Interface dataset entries
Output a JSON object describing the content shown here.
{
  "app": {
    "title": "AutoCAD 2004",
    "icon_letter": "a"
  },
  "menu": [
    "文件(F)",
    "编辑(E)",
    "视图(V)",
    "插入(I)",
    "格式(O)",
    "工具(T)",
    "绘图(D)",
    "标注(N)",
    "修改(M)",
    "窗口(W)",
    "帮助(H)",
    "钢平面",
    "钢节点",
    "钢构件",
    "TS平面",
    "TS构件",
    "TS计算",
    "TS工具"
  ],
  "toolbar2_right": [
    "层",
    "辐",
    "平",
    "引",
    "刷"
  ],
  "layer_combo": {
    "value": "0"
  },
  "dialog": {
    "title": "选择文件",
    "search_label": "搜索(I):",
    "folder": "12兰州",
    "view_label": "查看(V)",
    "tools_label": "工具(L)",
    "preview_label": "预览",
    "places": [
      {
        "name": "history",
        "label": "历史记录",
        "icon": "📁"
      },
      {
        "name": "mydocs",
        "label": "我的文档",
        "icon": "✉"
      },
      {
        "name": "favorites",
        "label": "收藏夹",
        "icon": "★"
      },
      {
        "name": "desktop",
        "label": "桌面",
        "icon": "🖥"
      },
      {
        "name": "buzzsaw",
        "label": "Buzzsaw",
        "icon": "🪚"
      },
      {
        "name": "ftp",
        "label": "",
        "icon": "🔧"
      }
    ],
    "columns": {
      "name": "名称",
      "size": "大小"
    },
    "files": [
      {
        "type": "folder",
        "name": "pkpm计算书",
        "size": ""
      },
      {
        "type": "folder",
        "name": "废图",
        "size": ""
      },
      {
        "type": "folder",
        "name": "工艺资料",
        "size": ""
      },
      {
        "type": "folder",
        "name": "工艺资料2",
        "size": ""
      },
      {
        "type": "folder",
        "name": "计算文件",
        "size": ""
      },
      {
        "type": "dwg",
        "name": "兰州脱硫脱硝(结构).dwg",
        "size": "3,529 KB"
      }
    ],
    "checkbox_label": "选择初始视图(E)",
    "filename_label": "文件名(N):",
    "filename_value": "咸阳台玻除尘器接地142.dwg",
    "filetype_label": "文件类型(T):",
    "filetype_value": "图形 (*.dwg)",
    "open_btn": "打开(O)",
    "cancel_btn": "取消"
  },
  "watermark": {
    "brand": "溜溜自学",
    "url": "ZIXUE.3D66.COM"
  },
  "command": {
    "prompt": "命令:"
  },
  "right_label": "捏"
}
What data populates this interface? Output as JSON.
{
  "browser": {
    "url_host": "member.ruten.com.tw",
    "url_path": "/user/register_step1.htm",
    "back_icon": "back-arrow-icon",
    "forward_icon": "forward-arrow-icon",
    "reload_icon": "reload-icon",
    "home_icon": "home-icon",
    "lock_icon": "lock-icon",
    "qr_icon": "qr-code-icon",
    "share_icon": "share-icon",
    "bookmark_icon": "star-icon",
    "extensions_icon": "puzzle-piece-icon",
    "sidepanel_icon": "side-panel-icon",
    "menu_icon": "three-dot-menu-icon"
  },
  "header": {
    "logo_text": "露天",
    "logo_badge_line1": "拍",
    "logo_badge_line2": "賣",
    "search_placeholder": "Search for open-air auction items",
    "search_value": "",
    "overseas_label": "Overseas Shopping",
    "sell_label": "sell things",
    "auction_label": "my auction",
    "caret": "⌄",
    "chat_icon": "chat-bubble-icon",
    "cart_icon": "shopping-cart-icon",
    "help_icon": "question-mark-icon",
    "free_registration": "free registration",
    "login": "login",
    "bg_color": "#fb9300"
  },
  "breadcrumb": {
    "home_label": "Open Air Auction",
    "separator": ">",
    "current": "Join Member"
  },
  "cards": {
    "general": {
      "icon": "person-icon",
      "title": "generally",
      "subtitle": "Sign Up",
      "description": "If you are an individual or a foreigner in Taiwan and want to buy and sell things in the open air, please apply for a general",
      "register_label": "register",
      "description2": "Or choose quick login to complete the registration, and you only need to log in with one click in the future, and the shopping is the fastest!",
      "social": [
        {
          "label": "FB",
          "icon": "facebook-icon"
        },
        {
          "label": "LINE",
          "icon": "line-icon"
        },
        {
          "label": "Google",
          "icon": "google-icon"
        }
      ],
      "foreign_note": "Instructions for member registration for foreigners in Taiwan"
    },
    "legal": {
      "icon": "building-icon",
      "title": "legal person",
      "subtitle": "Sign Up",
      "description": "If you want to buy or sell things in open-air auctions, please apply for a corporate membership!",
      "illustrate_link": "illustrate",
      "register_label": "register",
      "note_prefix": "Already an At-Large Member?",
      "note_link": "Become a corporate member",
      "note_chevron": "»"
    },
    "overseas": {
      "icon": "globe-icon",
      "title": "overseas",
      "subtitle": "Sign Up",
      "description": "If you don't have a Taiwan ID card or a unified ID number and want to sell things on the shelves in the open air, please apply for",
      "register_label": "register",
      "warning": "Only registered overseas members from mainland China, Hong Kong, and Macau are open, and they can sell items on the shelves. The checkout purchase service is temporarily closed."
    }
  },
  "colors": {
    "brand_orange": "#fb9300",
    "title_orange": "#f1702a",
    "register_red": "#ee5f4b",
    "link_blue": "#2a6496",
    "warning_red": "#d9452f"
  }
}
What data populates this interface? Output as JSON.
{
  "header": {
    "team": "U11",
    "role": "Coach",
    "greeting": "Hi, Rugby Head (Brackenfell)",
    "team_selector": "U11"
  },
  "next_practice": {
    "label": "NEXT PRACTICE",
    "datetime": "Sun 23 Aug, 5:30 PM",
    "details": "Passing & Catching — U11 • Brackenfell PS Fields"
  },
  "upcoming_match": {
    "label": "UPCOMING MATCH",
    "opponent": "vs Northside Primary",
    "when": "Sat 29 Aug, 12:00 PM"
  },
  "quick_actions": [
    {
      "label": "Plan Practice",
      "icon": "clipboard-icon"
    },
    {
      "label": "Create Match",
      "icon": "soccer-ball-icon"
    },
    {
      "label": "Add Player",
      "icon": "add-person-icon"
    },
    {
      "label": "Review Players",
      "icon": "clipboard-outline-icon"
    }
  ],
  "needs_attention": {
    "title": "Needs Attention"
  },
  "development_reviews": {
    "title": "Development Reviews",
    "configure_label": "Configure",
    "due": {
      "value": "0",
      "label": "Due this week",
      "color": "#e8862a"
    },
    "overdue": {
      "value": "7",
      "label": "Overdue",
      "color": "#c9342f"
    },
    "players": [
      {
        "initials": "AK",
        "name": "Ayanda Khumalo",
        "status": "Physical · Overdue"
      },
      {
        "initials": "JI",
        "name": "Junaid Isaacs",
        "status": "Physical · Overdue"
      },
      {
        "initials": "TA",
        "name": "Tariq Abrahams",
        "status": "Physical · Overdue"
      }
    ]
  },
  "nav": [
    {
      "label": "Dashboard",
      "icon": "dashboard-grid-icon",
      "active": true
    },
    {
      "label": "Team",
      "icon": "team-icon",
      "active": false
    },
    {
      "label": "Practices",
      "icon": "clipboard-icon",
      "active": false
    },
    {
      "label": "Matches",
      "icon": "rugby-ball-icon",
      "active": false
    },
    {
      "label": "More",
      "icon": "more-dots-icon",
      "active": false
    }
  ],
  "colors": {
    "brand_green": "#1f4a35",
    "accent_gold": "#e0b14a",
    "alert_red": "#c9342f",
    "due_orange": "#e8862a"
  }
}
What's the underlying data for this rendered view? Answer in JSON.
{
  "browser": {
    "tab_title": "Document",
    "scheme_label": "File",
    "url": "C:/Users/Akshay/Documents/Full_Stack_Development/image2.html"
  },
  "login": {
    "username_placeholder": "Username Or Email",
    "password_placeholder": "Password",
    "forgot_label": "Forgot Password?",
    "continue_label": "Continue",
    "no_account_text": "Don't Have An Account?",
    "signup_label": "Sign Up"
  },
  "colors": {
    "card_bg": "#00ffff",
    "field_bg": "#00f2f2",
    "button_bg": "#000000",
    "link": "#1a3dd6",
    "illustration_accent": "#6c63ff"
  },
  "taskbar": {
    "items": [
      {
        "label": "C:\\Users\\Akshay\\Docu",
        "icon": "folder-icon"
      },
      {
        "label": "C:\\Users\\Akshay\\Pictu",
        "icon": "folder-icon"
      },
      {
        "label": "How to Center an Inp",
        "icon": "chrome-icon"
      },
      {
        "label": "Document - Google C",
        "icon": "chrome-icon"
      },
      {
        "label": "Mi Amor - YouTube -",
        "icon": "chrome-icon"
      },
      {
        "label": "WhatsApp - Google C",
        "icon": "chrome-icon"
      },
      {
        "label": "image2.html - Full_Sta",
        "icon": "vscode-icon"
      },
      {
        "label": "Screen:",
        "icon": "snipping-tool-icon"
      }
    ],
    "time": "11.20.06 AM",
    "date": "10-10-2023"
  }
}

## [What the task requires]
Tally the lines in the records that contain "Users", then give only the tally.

## [Exercise result]
3